The unexpected change adds new tension to the long-simmering debate about expanding the sport’s footprint in Haines.

Last week, the Haines Assembly backtracked on opening a new heliski area.

The Assembly approved two parcels of land for heliskiing in December. This week, Assembly member Stephanie Scott wanted to remove one — area S2, in the Takhinsha Mountains. She wanted to add three new parcels: S5, AH1, and AH4a.

“The reason I want to eliminate S2 is because it’s an area of high concern to ADF&G,” Scott said. “I want to adhere to their recommendations because they are the experts.

The Department of Fish and Game has weighed in on possible heliski areas because of the industry’s potential to disrupt mountain goat and denning brown bear habitats. The Assembly voted to remove S2, but tensions flared when it came to opening the other three areas to industry. Fish and Game had ranked them of lower concern.

“Since the committee approved of these, since the manager approved of these, I think we need to go along with that point of view,” Scott said.

Some members felt just because areas were ranked lower on ADF&G’s level of concern, didn’t mean they weren’t still concerning.

“All of the zones are of high concern for ADF&G. Those four are just the least damning of all of them, and gun to their head, those would be the ones they’d have to choose,” Assembly member Sean Maidy said.

“I’m not going to support this motion because I don’t trust Fish and Game when they say these areas are of less concern,” member Tom Morphet said.

Member Heather Lende came to the same conclusion for a different reason.

“When we heard from the heliski industry, they said they hadn’t used all their ski days, no one was being turned away. This wasn’t an issue of curtailing an industry,” she said.

In the end, the vote to add three new areas failed four to two.

Scott “Sunny” Sundberg, owns heliski company Southeast East Alaska Backcountry Adventures (SEABA). His company originally requested area S2 be opened to skiing.

“After hearing they had adopted S2, I was hopeful that we were moving beyond some of the old argument and rhetoric that surrounded the heliski map issue,” he says. “I really wasn’t aware that it was going to be back on the table.”

The S2 area: first approved, but ultimately rejected, for heliskiing. (Map courtesy of ADF&G.)

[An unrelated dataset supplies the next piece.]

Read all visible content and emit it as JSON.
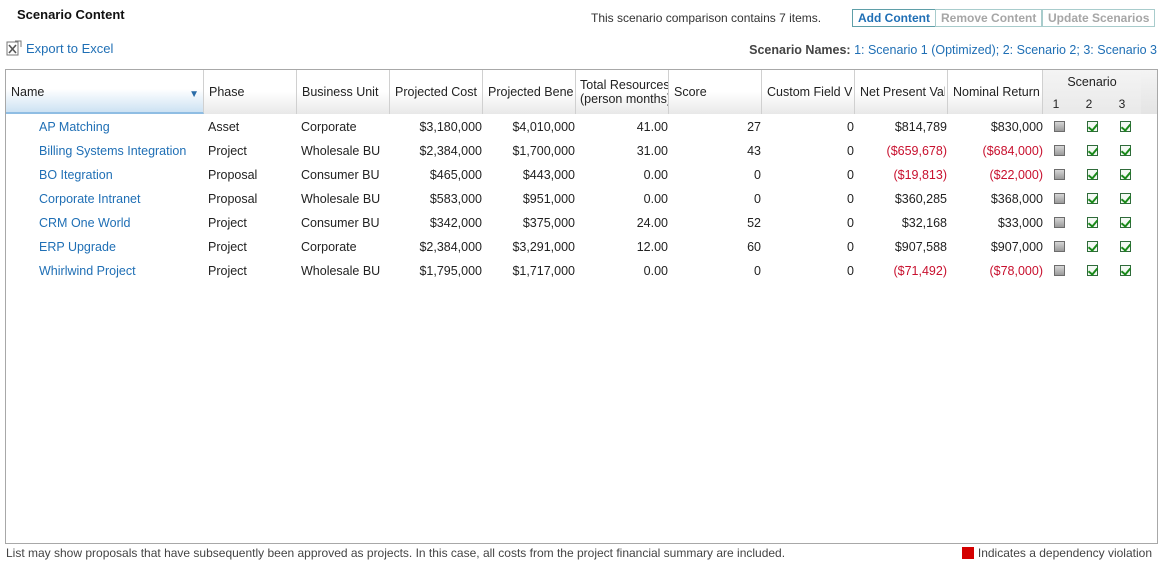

S2 is a 174-acre parcel of land at the bottom of a continuous slope already open for skiing, Sundberg says. He sees it as a buffer that would make his clients safer.
“Our guest safety, the safety of human beings is not as important as potential disturbance to wildlife. And that is upsetting.”

According to Fish and Game’s, S2 is a site of “special concern,” and opening it is likely to disturb mountain goats, and potentially bears.


The Assembly did seem to agree on one thing: it was a good idea to get the heliski industry and the Department of Fish and Game to talk face-to-face about creating a map that will work for wildlife and skiers.

Lende was optimistic.

“We’re in a really good position right now, with ADF&G working with the heliski operators, to potentially come up with a lot more area that they can ski and use without impacting the natural environment,” she said. “And I’m really hopeful that’s going to happen.”

Though no details have been formalized, Sundberg says the heliski industry is open to meeting. They want to find a balance to protect natural resources, too, he says: their business depends on it.

The Borough has been wrestling with whether to open more places — and which places — for heliskiing for more than a year and a half. So far, only one area, AH2a in the Porcupine region, is on its way to being opened.